§ Materials provided
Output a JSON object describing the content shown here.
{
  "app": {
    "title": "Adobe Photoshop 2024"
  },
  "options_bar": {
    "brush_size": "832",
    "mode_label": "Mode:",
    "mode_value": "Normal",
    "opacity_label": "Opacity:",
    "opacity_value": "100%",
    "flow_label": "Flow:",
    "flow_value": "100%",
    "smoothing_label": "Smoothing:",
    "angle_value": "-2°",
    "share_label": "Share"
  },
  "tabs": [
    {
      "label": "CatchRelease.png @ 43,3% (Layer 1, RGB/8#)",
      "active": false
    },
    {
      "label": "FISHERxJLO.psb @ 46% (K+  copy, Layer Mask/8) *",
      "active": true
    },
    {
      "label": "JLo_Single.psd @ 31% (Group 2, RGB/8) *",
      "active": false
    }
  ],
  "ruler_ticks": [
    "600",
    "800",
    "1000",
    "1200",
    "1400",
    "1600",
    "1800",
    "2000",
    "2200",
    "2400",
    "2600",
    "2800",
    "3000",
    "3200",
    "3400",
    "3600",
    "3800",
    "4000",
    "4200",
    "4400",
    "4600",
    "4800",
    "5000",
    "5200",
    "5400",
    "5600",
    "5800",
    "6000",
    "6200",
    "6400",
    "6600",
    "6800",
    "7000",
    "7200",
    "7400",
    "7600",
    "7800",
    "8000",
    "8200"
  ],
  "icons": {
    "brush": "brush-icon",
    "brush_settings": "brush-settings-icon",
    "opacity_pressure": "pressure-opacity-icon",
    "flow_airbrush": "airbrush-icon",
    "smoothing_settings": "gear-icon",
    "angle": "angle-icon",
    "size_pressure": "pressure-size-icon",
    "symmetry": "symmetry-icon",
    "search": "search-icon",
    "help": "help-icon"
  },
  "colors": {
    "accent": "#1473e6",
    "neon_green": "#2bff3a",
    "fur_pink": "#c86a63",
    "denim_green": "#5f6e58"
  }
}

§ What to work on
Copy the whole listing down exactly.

§ Task output
Output a JSON object describing the content shown here.
{
  "app": {
    "title": "Adobe Photoshop 2024"
  },
  "options_bar": {
    "brush_size": "832",
    "mode_label": "Mode:",
    "mode_value": "Normal",
    "opacity_label": "Opacity:",
    "opacity_value": "100%",
    "flow_label": "Flow:",
    "flow_value": "100%",
    "smoothing_label": "Smoothing:",
    "angle_value": "-2°",
    "share_label": "Share"
  },
  "tabs": [
    {
      "label": "CatchRelease.png @ 43,3% (Layer 1, RGB/8#)",
      "active": false
    },
    {
      "label": "FISHERxJLO.psb @ 46% (K+  copy, Layer Mask/8) *",
      "active": true
    },
    {
      "label": "JLo_Single.psd @ 31% (Group 2, RGB/8) *",
      "active": false
    }
  ],
  "ruler_ticks": [
    "600",
    "800",
    "1000",
    "1200",
    "1400",
    "1600",
    "1800",
    "2000",
    "2200",
    "2400",
    "2600",
    "2800",
    "3000",
    "3200",
    "3400",
    "3600",
    "3800",
    "4000",
    "4200",
    "4400",
    "4600",
    "4800",
    "5000",
    "5200",
    "5400",
    "5600",
    "5800",
    "6000",
    "6200",
    "6400",
    "6600",
    "6800",
    "7000",
    "7200",
    "7400",
    "7600",
    "7800",
    "8000",
    "8200"
  ],
  "icons": {
    "brush": "brush-icon",
    "brush_settings": "brush-settings-icon",
    "opacity_pressure": "pressure-opacity-icon",
    "flow_airbrush": "airbrush-icon",
    "smoothing_settings": "gear-icon",
    "angle": "angle-icon",
    "size_pressure": "pressure-size-icon",
    "symmetry": "symmetry-icon",
    "search": "search-icon",
    "help": "help-icon"
  },
  "colors": {
    "accent": "#1473e6",
    "neon_green": "#2bff3a",
    "fur_pink": "#c86a63",
    "denim_green": "#5f6e58"
  }
}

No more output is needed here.